and the Venice Biennale as the United States representative. That
sealed his international renown. The Sunday Telegraph in London hailed
him as "the most important American artist since Jackson Pollock." He
walked off with the international grand prize in Venice, the first
modern American to win it. Mr. Rauschenberg had, almost despite himself,
become an institution.
Major exhibitions followed every decade after that, including one at the
Pompidou Center in Paris in 1981, another at the Guggenheim in 1997 and
yet another at the Los Angeles Museum of Contemporary Art that landed
at the Metropolitan Museum in 2005.
When he wasn't traveling in later years, he was on Captiva, living at
first in a modest beach house and working out of a small studio.

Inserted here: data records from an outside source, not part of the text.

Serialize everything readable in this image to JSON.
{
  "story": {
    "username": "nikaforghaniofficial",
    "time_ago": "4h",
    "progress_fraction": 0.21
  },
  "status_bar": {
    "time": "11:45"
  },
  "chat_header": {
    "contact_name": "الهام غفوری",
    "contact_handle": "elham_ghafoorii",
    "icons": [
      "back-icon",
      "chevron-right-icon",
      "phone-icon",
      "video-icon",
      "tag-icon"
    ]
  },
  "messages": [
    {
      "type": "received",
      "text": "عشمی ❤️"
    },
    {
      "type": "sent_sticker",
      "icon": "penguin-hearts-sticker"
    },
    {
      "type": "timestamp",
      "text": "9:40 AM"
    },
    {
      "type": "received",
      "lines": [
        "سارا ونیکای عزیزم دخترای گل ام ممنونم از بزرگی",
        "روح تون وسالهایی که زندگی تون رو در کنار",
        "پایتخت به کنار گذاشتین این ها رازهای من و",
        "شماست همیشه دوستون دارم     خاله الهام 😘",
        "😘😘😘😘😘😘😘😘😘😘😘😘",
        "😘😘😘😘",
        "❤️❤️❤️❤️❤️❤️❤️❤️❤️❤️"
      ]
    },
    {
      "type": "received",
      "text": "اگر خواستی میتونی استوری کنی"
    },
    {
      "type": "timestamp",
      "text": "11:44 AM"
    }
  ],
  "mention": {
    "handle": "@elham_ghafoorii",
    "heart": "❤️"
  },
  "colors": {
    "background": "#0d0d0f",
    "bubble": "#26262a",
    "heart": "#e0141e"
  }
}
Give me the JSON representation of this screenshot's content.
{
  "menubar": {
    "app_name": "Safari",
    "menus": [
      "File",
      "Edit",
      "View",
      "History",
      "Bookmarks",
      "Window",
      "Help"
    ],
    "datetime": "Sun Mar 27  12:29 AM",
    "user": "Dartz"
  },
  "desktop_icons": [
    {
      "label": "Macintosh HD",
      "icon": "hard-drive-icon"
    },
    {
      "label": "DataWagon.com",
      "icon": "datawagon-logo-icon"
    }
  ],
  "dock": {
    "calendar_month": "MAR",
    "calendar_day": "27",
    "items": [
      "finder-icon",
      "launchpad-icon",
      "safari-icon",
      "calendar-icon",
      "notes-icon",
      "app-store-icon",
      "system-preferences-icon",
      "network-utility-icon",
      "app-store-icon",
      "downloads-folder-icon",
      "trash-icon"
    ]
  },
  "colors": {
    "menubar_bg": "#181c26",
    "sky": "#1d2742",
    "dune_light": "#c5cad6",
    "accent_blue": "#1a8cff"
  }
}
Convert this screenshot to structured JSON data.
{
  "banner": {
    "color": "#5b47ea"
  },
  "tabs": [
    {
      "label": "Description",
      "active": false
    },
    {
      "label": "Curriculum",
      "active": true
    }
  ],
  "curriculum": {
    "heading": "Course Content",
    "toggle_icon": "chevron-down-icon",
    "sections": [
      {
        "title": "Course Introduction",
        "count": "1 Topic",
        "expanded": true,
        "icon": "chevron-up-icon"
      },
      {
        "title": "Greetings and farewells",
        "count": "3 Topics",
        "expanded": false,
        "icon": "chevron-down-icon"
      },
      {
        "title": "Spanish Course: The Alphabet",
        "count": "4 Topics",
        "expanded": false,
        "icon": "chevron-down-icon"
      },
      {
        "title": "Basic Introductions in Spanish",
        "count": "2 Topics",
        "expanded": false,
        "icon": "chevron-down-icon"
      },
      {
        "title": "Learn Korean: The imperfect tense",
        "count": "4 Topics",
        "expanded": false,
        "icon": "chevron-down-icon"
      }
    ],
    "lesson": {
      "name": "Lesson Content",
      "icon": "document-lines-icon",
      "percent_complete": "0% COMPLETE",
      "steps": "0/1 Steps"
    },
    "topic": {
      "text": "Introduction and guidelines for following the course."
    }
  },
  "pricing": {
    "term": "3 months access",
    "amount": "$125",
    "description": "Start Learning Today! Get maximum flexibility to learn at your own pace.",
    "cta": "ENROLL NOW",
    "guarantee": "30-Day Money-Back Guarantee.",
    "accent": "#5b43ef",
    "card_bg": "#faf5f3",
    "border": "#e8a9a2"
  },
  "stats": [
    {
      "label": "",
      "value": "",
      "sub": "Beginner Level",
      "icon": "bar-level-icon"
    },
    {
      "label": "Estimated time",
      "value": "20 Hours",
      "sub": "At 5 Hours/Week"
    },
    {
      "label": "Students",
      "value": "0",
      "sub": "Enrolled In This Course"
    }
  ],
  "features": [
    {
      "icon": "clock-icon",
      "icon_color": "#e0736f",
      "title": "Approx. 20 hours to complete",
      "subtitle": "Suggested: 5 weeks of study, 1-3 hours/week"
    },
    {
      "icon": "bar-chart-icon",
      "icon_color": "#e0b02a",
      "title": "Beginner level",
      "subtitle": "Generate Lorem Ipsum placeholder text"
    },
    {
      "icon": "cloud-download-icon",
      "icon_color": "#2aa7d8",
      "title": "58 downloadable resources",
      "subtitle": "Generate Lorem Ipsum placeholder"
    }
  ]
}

In time
he became that Gulf Coast island's biggest residential landowner while
also maintaining a town house in Greenwich Village in New York. He
acquired the land in Captiva by buying adjacent properties from elderly
neighbors whom he let live rent-free in their houses, which he
maintained for them. He accumulated 35 acres, 1,000 feet of beach front
and nine houses and studios, including a 17,000-square-foot two-story
studio overlooking a swimming pool. He owned almost all that remained of
tropical jungle on the island.
After a stroke in 2002 that left his right side paralyzed, Mr.
Rauschenberg learned to work more with his left hand and, with a troupe
of assistants, remained prolific for several years in his giant studio.
"I usually work in a direction until I know how to do it, then I stop,"
he said in an interview there. "At the time that I am bored or
understand — I use those words interchangeably — another appetite has
formed. A lot of people try to think up ideas. I'm not one. I'd rather
accept the irresistible possibilities of what I can't ignore."
He added: "Anything you do will be an abuse of somebody else's
aesthetics. I think you're born an artist or not. I couldn't have
learned it. And I hope I never do because knowing more only encourages
By Michael Kimmelman
For The New York Times